§ **About this exercise**:
Please copy each line of the records below that holds the word "image".

§ **Provided data**:
---*---

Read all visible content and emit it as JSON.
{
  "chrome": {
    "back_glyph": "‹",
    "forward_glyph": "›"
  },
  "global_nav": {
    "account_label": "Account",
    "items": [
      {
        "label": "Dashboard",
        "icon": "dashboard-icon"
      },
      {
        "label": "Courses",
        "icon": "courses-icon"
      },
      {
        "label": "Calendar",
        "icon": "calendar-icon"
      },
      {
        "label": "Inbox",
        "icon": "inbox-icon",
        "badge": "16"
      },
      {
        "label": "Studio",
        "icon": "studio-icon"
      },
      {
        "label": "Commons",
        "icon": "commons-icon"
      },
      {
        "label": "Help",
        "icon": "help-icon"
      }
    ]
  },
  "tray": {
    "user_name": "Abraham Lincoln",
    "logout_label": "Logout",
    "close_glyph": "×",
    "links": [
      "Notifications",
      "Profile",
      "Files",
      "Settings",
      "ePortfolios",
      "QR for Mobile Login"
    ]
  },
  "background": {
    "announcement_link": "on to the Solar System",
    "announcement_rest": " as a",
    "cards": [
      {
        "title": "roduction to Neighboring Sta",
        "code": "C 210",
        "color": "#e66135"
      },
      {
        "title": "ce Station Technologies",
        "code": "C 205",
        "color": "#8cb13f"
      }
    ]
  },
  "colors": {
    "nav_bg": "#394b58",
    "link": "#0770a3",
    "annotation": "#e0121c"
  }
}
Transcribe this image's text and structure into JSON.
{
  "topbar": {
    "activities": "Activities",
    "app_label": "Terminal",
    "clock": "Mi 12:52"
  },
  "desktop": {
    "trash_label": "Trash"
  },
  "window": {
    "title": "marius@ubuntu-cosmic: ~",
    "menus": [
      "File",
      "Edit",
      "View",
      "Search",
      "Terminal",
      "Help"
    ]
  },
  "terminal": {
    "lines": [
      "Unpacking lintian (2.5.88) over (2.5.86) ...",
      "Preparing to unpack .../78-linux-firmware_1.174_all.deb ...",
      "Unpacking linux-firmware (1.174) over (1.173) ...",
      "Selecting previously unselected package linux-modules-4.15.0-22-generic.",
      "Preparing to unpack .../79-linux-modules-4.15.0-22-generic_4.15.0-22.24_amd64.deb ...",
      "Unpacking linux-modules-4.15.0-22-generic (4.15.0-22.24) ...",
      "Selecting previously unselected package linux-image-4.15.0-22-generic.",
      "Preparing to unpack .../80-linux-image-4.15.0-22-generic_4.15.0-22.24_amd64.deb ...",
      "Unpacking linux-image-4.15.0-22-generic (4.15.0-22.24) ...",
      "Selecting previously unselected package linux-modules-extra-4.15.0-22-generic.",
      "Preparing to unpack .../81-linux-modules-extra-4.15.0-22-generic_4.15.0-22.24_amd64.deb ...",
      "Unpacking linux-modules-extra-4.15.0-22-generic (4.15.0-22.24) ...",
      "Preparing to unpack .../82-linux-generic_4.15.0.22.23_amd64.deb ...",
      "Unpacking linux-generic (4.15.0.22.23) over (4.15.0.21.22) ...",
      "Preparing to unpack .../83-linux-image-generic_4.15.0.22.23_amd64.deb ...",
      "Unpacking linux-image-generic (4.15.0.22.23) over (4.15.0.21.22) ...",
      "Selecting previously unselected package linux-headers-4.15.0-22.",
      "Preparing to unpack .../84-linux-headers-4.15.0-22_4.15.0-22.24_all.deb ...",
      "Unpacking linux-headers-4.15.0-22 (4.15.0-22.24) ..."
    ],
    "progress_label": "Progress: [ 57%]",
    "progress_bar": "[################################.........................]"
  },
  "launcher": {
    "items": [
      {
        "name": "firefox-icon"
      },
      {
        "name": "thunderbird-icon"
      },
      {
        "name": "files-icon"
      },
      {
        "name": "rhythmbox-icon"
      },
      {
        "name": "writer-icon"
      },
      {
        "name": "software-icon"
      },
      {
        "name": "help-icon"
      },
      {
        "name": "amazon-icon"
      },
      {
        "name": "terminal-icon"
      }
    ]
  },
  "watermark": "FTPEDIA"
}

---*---

§ **Output of the task**:
Transcribe this image's text and structure into JSON.
      "Selecting previously unselected package linux-image-4.15.0-22-generic.",
      "Preparing to unpack .../80-linux-image-4.15.0-22-generic_4.15.0-22.24_amd64.deb ...",
      "Unpacking linux-image-4.15.0-22-generic (4.15.0-22.24) ...",
      "Preparing to unpack .../83-linux-image-generic_4.15.0.22.23_amd64.deb ...",
      "Unpacking linux-image-generic (4.15.0.22.23) over (4.15.0.21.22) ...",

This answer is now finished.